Choosing a Liberal Arts Education
15 skills every employer needs
- Employers want people who are comfortable with subjectivity and ambiguity. Often there are multiple solutions or approaches to solving a problem. Many jobs require nuanced thinking – that which is not simply black and white and that which digs beneath the surface.
- Problem solving and the ability to approach a problem from multiple and informed perspectives is desirable. It means you understand that most issues are multifaceted and multidimensional, requiring a broad knowledge base in addition to specialized training. Employers value workers who have mastered a content base but who also have breadth of knowledge and can put that knowledge to work in solving problems.
- Employees must have excellent verbal communication abilities. They need to be able to clearly articulate their ideas to communicate effectively with co-workers and to they people they serve. A good vocabulary, both expressive and logical thought, as well as rapport are important.
- Active listening or the ability to hear and fully understand another's ideas and opinions is necessary in effective communication. An employee must be able to give thoughtful consideration to others, especially when there are differing opinions.
- Employees must have excellent written communication skills. That includes being able to spell and use correct grammar. Employers want people who can write for different levels of understanding and for different purposes.
- Employees need to have excellent research skills. They need to be willing to dig to get accurate and meaningful data. Data collection methods such as conducting surveys, interviewing, utilizing databases and observation are valued. Archival research and online web-sourcing are also useful tools to have.
- Employers want people who have excellent analytical skills, people who can organize information and people who can process complex data sets. Both qualitative and quantitative analysis methods are important.
- Ethical thinking and integrity are central to the well-being of any organization, ensuring the respect and reputation of its employees. Businesses often include integrity management to foster ethical behavior and personal integrity in the workplace. These include responsibility to oneself as well as to the group, reliability and an internal moral compass.
- The ability to thrive in a diverse environment is necessary. Diversity can mean many things: age, sex, ethnicity, physical or cognitive ability, education, socio-economic level, etc. A liberal arts education prepares students to negotiate an increasingly diverse environment and, regardless of what profession one pursues, intercultural understanding is key.

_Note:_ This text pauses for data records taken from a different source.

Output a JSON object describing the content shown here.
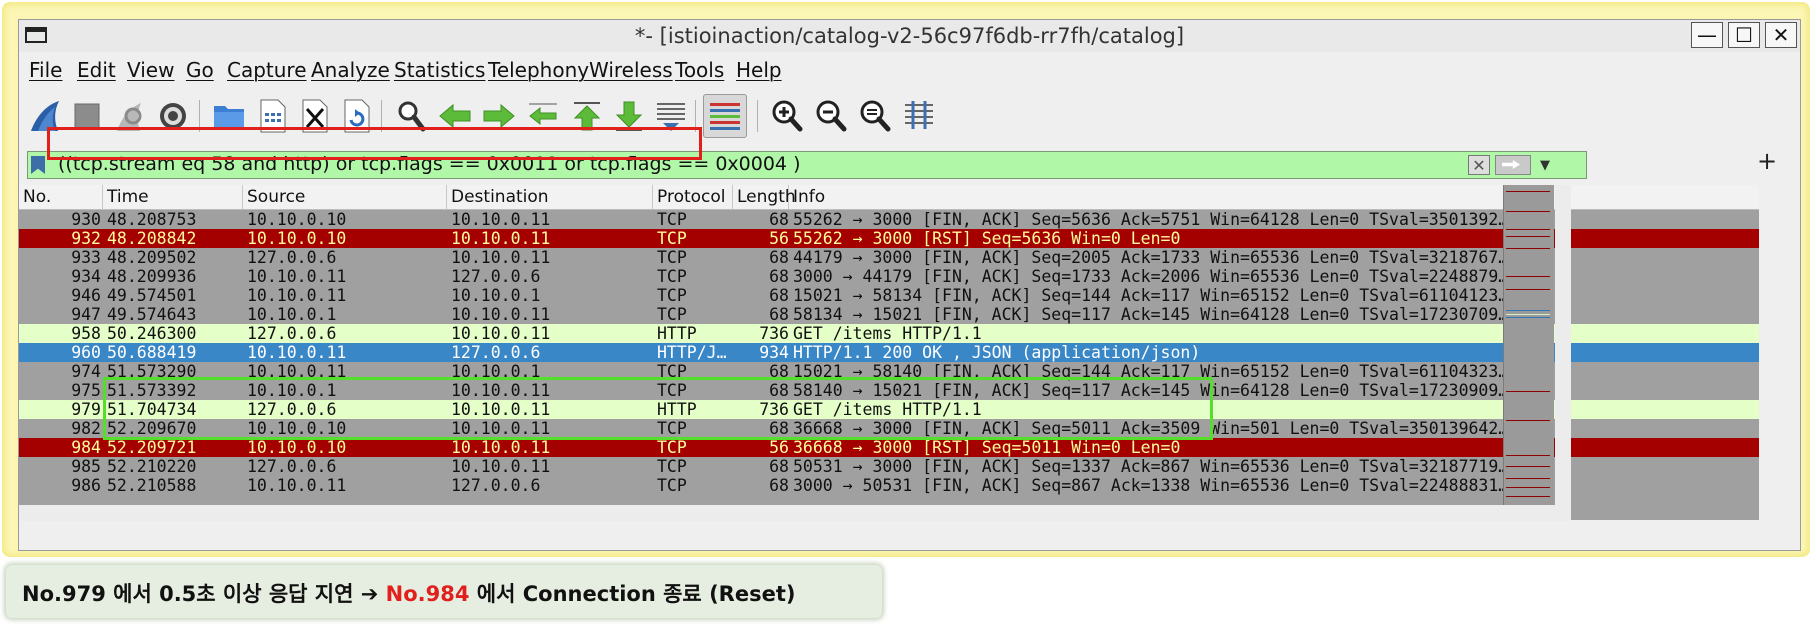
{
  "window": {
    "title": "*- [istioinaction/catalog-v2-56c97f6db-rr7fh/catalog]",
    "buttons": {
      "minimize": "—",
      "maximize": "☐",
      "close": "✕"
    }
  },
  "menu": [
    "File",
    "Edit",
    "View",
    "Go",
    "Capture",
    "Analyze",
    "Statistics",
    "Telephony",
    "Wireless",
    "Tools",
    "Help"
  ],
  "toolbar": {
    "icons": [
      "shark-fin-start-icon",
      "stop-icon",
      "restart-icon",
      "options-gear-icon",
      "open-folder-icon",
      "save-file-icon",
      "close-file-icon",
      "reload-icon",
      "find-icon",
      "back-arrow-icon",
      "forward-arrow-icon",
      "go-to-packet-icon",
      "first-packet-icon",
      "last-packet-icon",
      "autoscroll-icon",
      "colorize-icon",
      "zoom-in-icon",
      "zoom-out-icon",
      "normal-size-icon",
      "resize-columns-icon"
    ]
  },
  "filter": {
    "text": "((tcp.stream eq 58 and http) or tcp.flags == 0x0011 or tcp.flags == 0x0004 )",
    "plus": "+"
  },
  "columns": [
    "No.",
    "Time",
    "Source",
    "Destination",
    "Protocol",
    "Length",
    "Info"
  ],
  "packets": [
    {
      "no": "930",
      "time": "48.208753",
      "src": "10.10.0.10",
      "dst": "10.10.0.11",
      "proto": "TCP",
      "len": "68",
      "info": "55262 → 3000 [FIN, ACK] Seq=5636 Ack=5751 Win=64128 Len=0 TSval=3501392…",
      "style": "gray"
    },
    {
      "no": "932",
      "time": "48.208842",
      "src": "10.10.0.10",
      "dst": "10.10.0.11",
      "proto": "TCP",
      "len": "56",
      "info": "55262 → 3000 [RST] Seq=5636 Win=0 Len=0",
      "style": "red"
    },
    {
      "no": "933",
      "time": "48.209502",
      "src": "127.0.0.6",
      "dst": "10.10.0.11",
      "proto": "TCP",
      "len": "68",
      "info": "44179 → 3000 [FIN, ACK] Seq=2005 Ack=1733 Win=65536 Len=0 TSval=3218767…",
      "style": "gray"
    },
    {
      "no": "934",
      "time": "48.209936",
      "src": "10.10.0.11",
      "dst": "127.0.0.6",
      "proto": "TCP",
      "len": "68",
      "info": "3000 → 44179 [FIN, ACK] Seq=1733 Ack=2006 Win=65536 Len=0 TSval=2248879…",
      "style": "gray"
    },
    {
      "no": "946",
      "time": "49.574501",
      "src": "10.10.0.11",
      "dst": "10.10.0.1",
      "proto": "TCP",
      "len": "68",
      "info": "15021 → 58134 [FIN, ACK] Seq=144 Ack=117 Win=65152 Len=0 TSval=61104123…",
      "style": "gray"
    },
    {
      "no": "947",
      "time": "49.574643",
      "src": "10.10.0.1",
      "dst": "10.10.0.11",
      "proto": "TCP",
      "len": "68",
      "info": "58134 → 15021 [FIN, ACK] Seq=117 Ack=145 Win=64128 Len=0 TSval=17230709…",
      "style": "gray"
    },
    {
      "no": "958",
      "time": "50.246300",
      "src": "127.0.0.6",
      "dst": "10.10.0.11",
      "proto": "HTTP",
      "len": "736",
      "info": "GET /items HTTP/1.1",
      "style": "green"
    },
    {
      "no": "960",
      "time": "50.688419",
      "src": "10.10.0.11",
      "dst": "127.0.0.6",
      "proto": "HTTP/J…",
      "len": "934",
      "info": "HTTP/1.1 200 OK , JSON (application/json)",
      "style": "selected"
    },
    {
      "no": "974",
      "time": "51.573290",
      "src": "10.10.0.11",
      "dst": "10.10.0.1",
      "proto": "TCP",
      "len": "68",
      "info": "15021 → 58140 [FIN, ACK] Seq=144 Ack=117 Win=65152 Len=0 TSval=61104323…",
      "style": "gray"
    },
    {
      "no": "975",
      "time": "51.573392",
      "src": "10.10.0.1",
      "dst": "10.10.0.11",
      "proto": "TCP",
      "len": "68",
      "info": "58140 → 15021 [FIN, ACK] Seq=117 Ack=145 Win=64128 Len=0 TSval=17230909…",
      "style": "gray"
    },
    {
      "no": "979",
      "time": "51.704734",
      "src": "127.0.0.6",
      "dst": "10.10.0.11",
      "proto": "HTTP",
      "len": "736",
      "info": "GET /items HTTP/1.1",
      "style": "green"
    },
    {
      "no": "982",
      "time": "52.209670",
      "src": "10.10.0.10",
      "dst": "10.10.0.11",
      "proto": "TCP",
      "len": "68",
      "info": "36668 → 3000 [FIN, ACK] Seq=5011 Ack=3509 Win=501 Len=0 TSval=350139642…",
      "style": "gray"
    },
    {
      "no": "984",
      "time": "52.209721",
      "src": "10.10.0.10",
      "dst": "10.10.0.11",
      "proto": "TCP",
      "len": "56",
      "info": "36668 → 3000 [RST] Seq=5011 Win=0 Len=0",
      "style": "red"
    },
    {
      "no": "985",
      "time": "52.210220",
      "src": "127.0.0.6",
      "dst": "10.10.0.11",
      "proto": "TCP",
      "len": "68",
      "info": "50531 → 3000 [FIN, ACK] Seq=1337 Ack=867 Win=65536 Len=0 TSval=32187719…",
      "style": "gray"
    },
    {
      "no": "986",
      "time": "52.210588",
      "src": "10.10.0.11",
      "dst": "127.0.0.6",
      "proto": "TCP",
      "len": "68",
      "info": "3000 → 50531 [FIN, ACK] Seq=867 Ack=1338 Win=65536 Len=0 TSval=22488831…",
      "style": "gray"
    }
  ],
  "caption": {
    "part1": "No.979 에서 0.5초 이상 응답 지연 ➔ ",
    "part2": "No.984",
    "part3": " 에서 Connection 종료 (Reset)"
  },
  "colors": {
    "gray_row": "#a0a0a0",
    "red_row": "#a40000",
    "red_row_text": "#fffc9c",
    "green_row": "#e4ffc7",
    "selected_row": "#3a87c8",
    "filter_bg": "#b0f7a8",
    "highlight_red": "#e2201b",
    "highlight_green": "#54e02a"
  }
}
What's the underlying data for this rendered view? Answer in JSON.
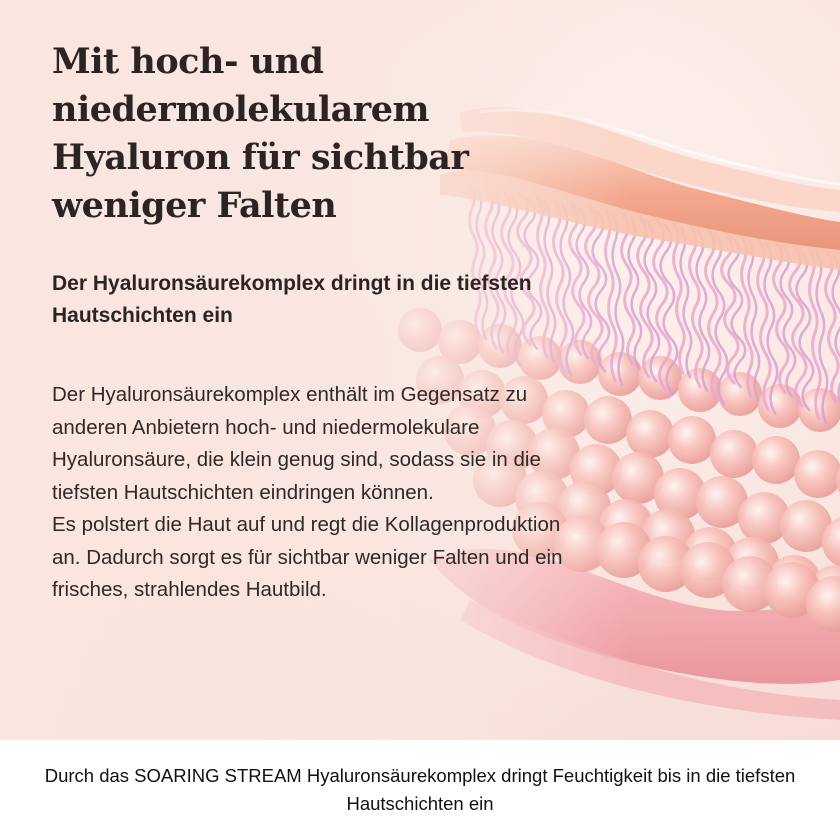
{
  "headline": "Mit hoch- und niedermolekularem Hyaluron für sichtbar weniger Falten",
  "subheadline": "Der Hyaluronsäurekomplex dringt in die tiefsten Hautschichten ein",
  "body": "Der Hyaluronsäurekomplex enthält im Gegensatz zu anderen Anbietern hoch- und niedermolekulare Hyaluronsäure, die klein genug sind, sodass sie in die tiefsten Hautschichten eindringen können.\nEs polstert die Haut auf und regt die Kollagenproduktion an. Dadurch sorgt es für sichtbar weniger Falten und ein frisches, strahlendes Hautbild.",
  "caption": "Durch das SOARING STREAM Hyaluronsäurekomplex dringt Feuchtigkeit bis in die tiefsten Hautschichten ein",
  "colors": {
    "background": "#fae6e0",
    "skin_top": "#f2a48e",
    "fibers": "#e9a8cf",
    "spheres": "#f5b7b2",
    "base_layer": "#ee9ea5",
    "text": "#2a2523"
  }
}
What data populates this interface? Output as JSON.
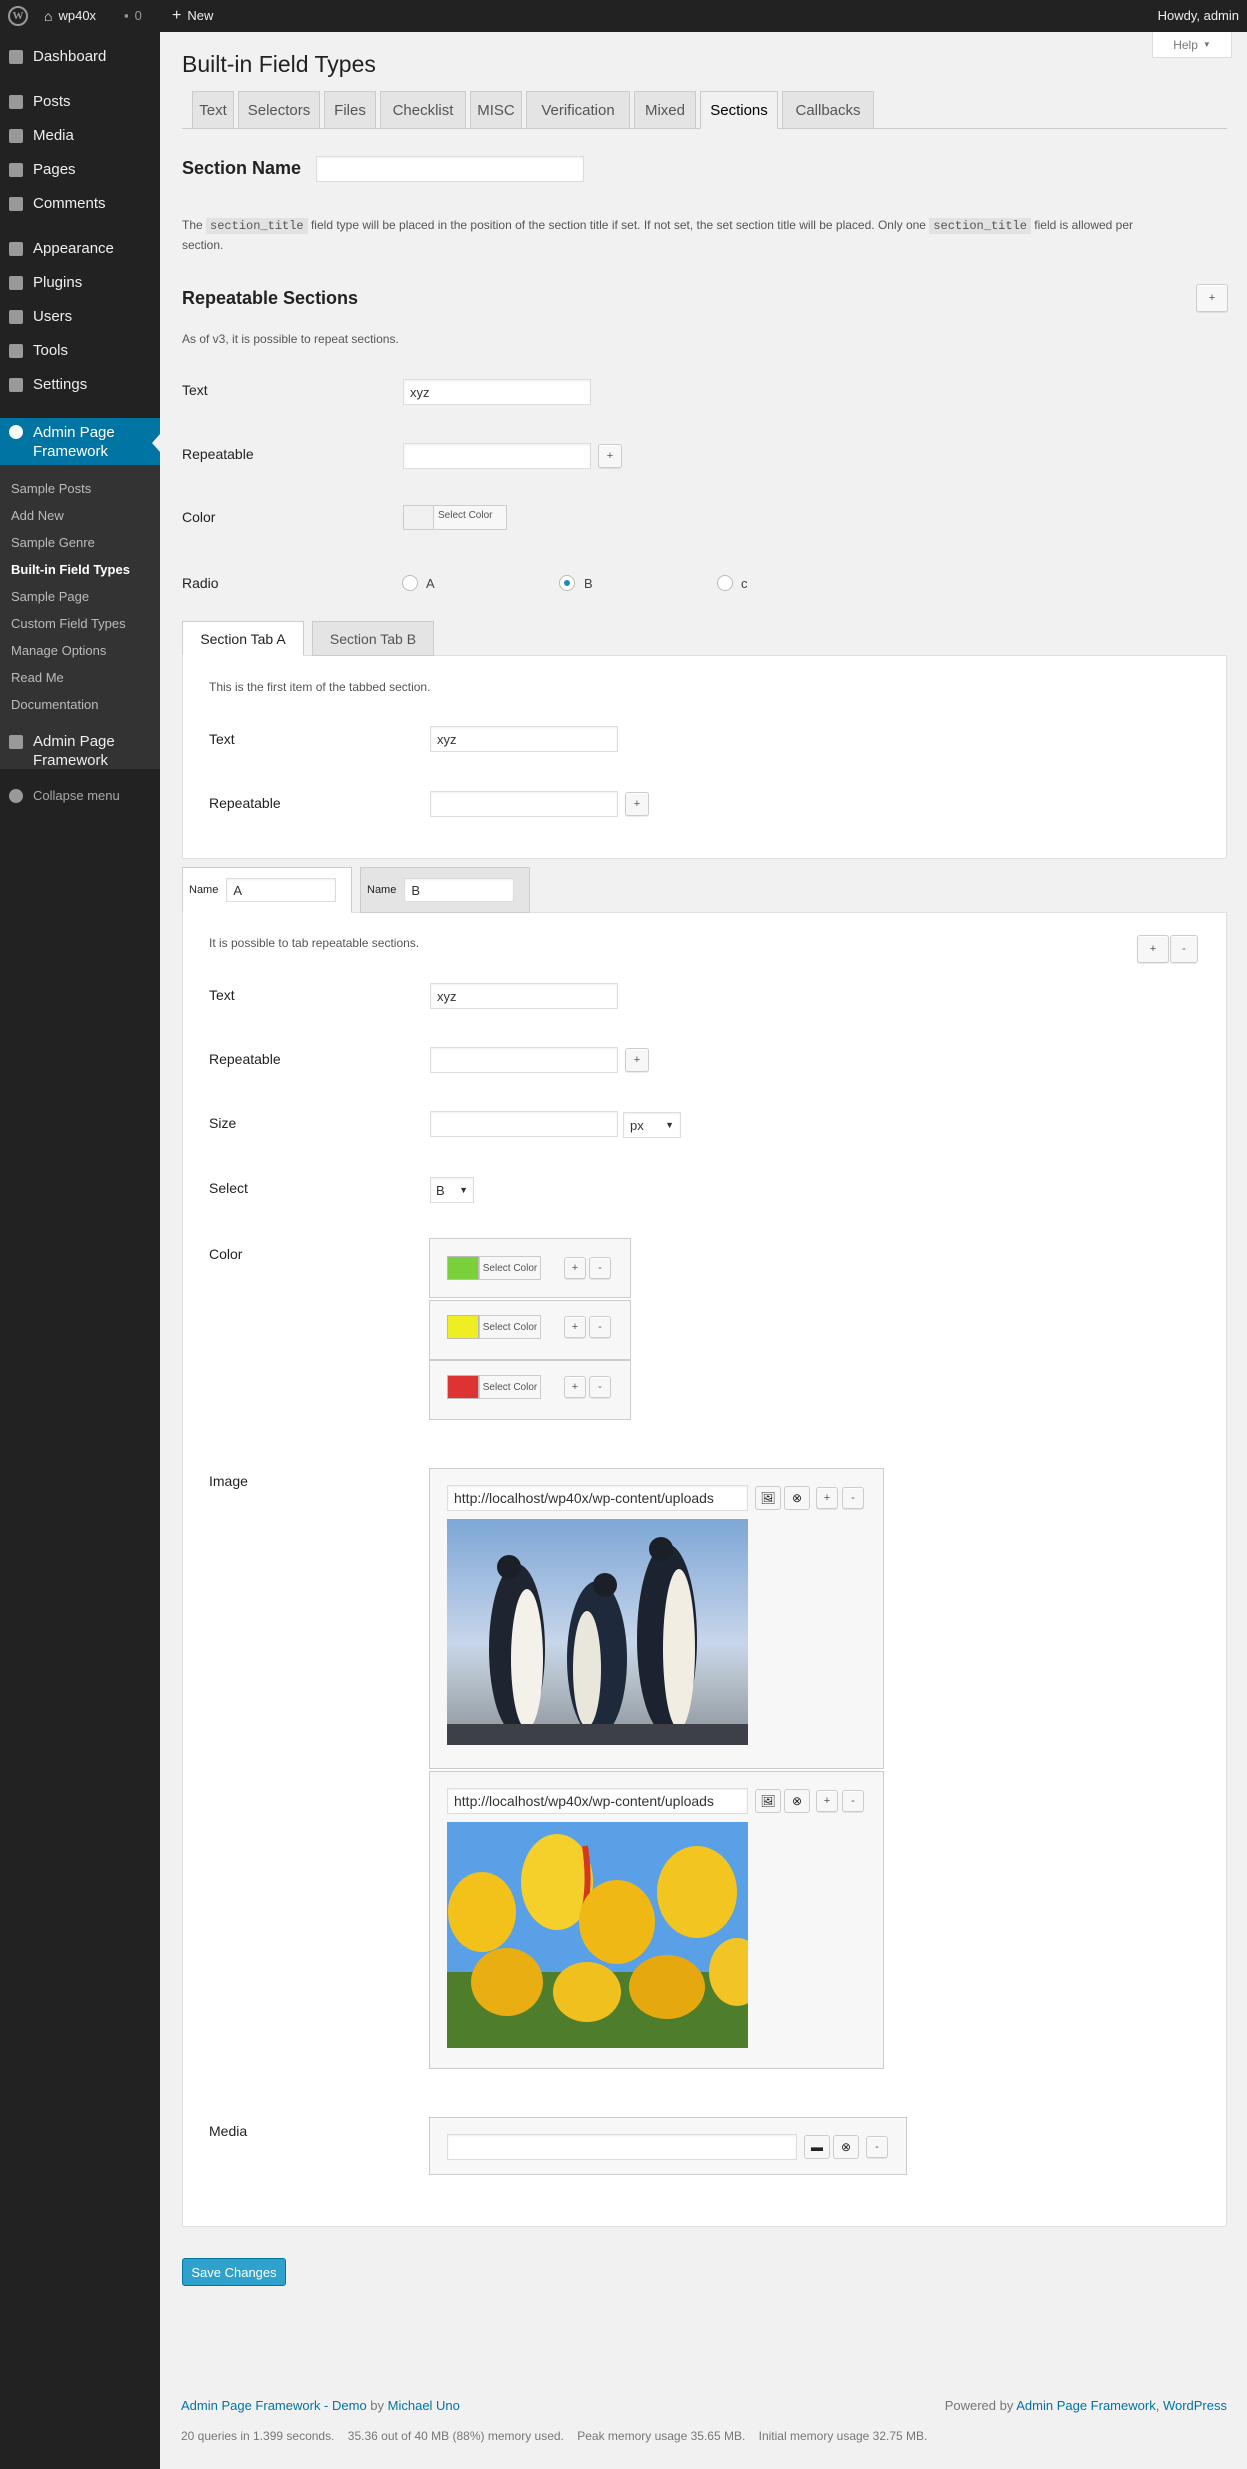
{
  "adminbar": {
    "site_name": "wp40x",
    "comments_count": "0",
    "new_label": "New",
    "howdy": "Howdy, admin"
  },
  "sidebar": {
    "items": [
      {
        "label": "Dashboard"
      },
      {
        "label": "Posts"
      },
      {
        "label": "Media"
      },
      {
        "label": "Pages"
      },
      {
        "label": "Comments"
      },
      {
        "label": "Appearance"
      },
      {
        "label": "Plugins"
      },
      {
        "label": "Users"
      },
      {
        "label": "Tools"
      },
      {
        "label": "Settings"
      }
    ],
    "current": {
      "label_line1": "Admin Page",
      "label_line2": "Framework"
    },
    "submenu": [
      "Sample Posts",
      "Add New",
      "Sample Genre",
      "Built-in Field Types",
      "Sample Page",
      "Custom Field Types",
      "Manage Options",
      "Read Me",
      "Documentation"
    ],
    "second": {
      "label_line1": "Admin Page",
      "label_line2": "Framework"
    },
    "collapse": "Collapse menu"
  },
  "page": {
    "title": "Built-in Field Types",
    "help": "Help"
  },
  "tabs": [
    "Text",
    "Selectors",
    "Files",
    "Checklist",
    "MISC",
    "Verification",
    "Mixed",
    "Sections",
    "Callbacks"
  ],
  "section_name": {
    "label": "Section Name",
    "value": ""
  },
  "section_note": {
    "pre": "The ",
    "code1": "section_title",
    "mid": " field type will be placed in the position of the section title if set. If not set, the set section title will be placed. Only one ",
    "code2": "section_title",
    "post": " field is allowed per",
    "line2": "section."
  },
  "repeatable": {
    "title": "Repeatable Sections",
    "add": "+",
    "desc": "As of v3, it is possible to repeat sections.",
    "text_label": "Text",
    "text_value": "xyz",
    "rep_label": "Repeatable",
    "rep_value": "",
    "rep_btn": "+",
    "color_label": "Color",
    "select_color": "Select Color",
    "radio_label": "Radio",
    "radio": [
      "A",
      "B",
      "c"
    ]
  },
  "section_tabs": {
    "tab_a": "Section Tab A",
    "tab_b": "Section Tab B",
    "desc": "This is the first item of the tabbed section.",
    "text_label": "Text",
    "text_value": "xyz",
    "rep_label": "Repeatable",
    "rep_btn": "+"
  },
  "repeat_tabs": {
    "name_label": "Name",
    "name_a": "A",
    "name_b": "B",
    "desc": "It is possible to tab repeatable sections.",
    "add": "+",
    "remove": "-",
    "text_label": "Text",
    "text_value": "xyz",
    "rep_label": "Repeatable",
    "rep_btn": "+",
    "size_label": "Size",
    "size_unit": "px",
    "select_label": "Select",
    "select_value": "B",
    "color_label": "Color",
    "select_color": "Select Color",
    "colors": [
      "#7ad03a",
      "#eeee22",
      "#dd3333"
    ],
    "image_label": "Image",
    "image_url": "http://localhost/wp40x/wp-content/uploads",
    "media_label": "Media",
    "media_value": ""
  },
  "save": "Save Changes",
  "footer": {
    "left_link": "Admin Page Framework - Demo",
    "by": " by ",
    "author": "Michael Uno",
    "right_pre": "Powered by ",
    "right_link1": "Admin Page Framework",
    "comma": ", ",
    "right_link2": "WordPress",
    "stats": "20 queries in 1.399 seconds.    35.36 out of 40 MB (88%) memory used.    Peak memory usage 35.65 MB.    Initial memory usage 32.75 MB."
  }
}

- Collaboration is a highly desirable skill sought by employers. Liberal arts majors will be required to complete group projects, which calls on their ability to work with others; to respect another’s opinion; to listen to and acknowledge the feelings, perception, opinions and ideas of others; to successfully complete tasks in order to contribute to the larger goal; and to support group decisions even when members are not in total agreement.
- Employers seek workers who love what they do and will keep at it until they get the job done. They want employees who are willing to commit to long term goals, not immediate gratification.
- Employers seek creativity, innovation and the ability to approach a problem in a novel way.
- Because the world is ever and rapidly changing, employers are interested in hiring workers with a commitment to continued learning. Liberal arts education fosters a commitment to lifelong scholarly engagement that will prepare majors to meet the unknown demands of the future, that is, the ability to anticipate, respond to and manage change.
- Applied knowledge is highly desirable; it is hands-on, real-world experience. Many majors and programs offer internships and field courses, and all majors offer independent study, directed study and directed reading courses in which students can hone these skills.
- Employers and, let's face it, employees seek personal satisfaction in the workplace: it is fulfilling to be able to do what you love. If you will be spending 40 hours a week at a job, you will get the most satisfaction if you're doing something that is meaningful to you, and that can only translate into being a better employee.
If you’re not sure which major to pursue, we have designed ‘exploratory majors’ to help you make this decision.
- Exploring the Arts – leads to majors in art, music, theatre, dance or film studies.
- Exploring the Social and Behavioral Sciences – leads to majors in Africana studies, anthropology, communication, gender and women's studies, geography, justice studies, political science, psychology, public administration or sociology.
- Exploring the Sciences/Math – leads to majors in biology, computer sciences and information systems, chemistry, mathematics, physics or health sciences.
- Exploring the Humanities – leads to majors in English, history, modern language or philosophy.
Most majors are around 40 credit hours and the General Education Program is 40 credit hours. Students must complete 180 credit hours to graduate. There are often courses within General Education that can be used to fulfill major requirements.
With careful planning and working closely with a faculty advisor, students completing a double major can finish in the normative time. Undertaking a double major, especially when both majors are complimentary, expands your skill set.
It is also possible to pair a major with a minor. Most minors require 18-22 credit hours of course work.
All majors and programs in the liberal arts offer opportunities for students to conduct their own research projects or create and perform in the fine arts. Students select a faculty mentor with whom they will work and enroll in an independent study or directed study course.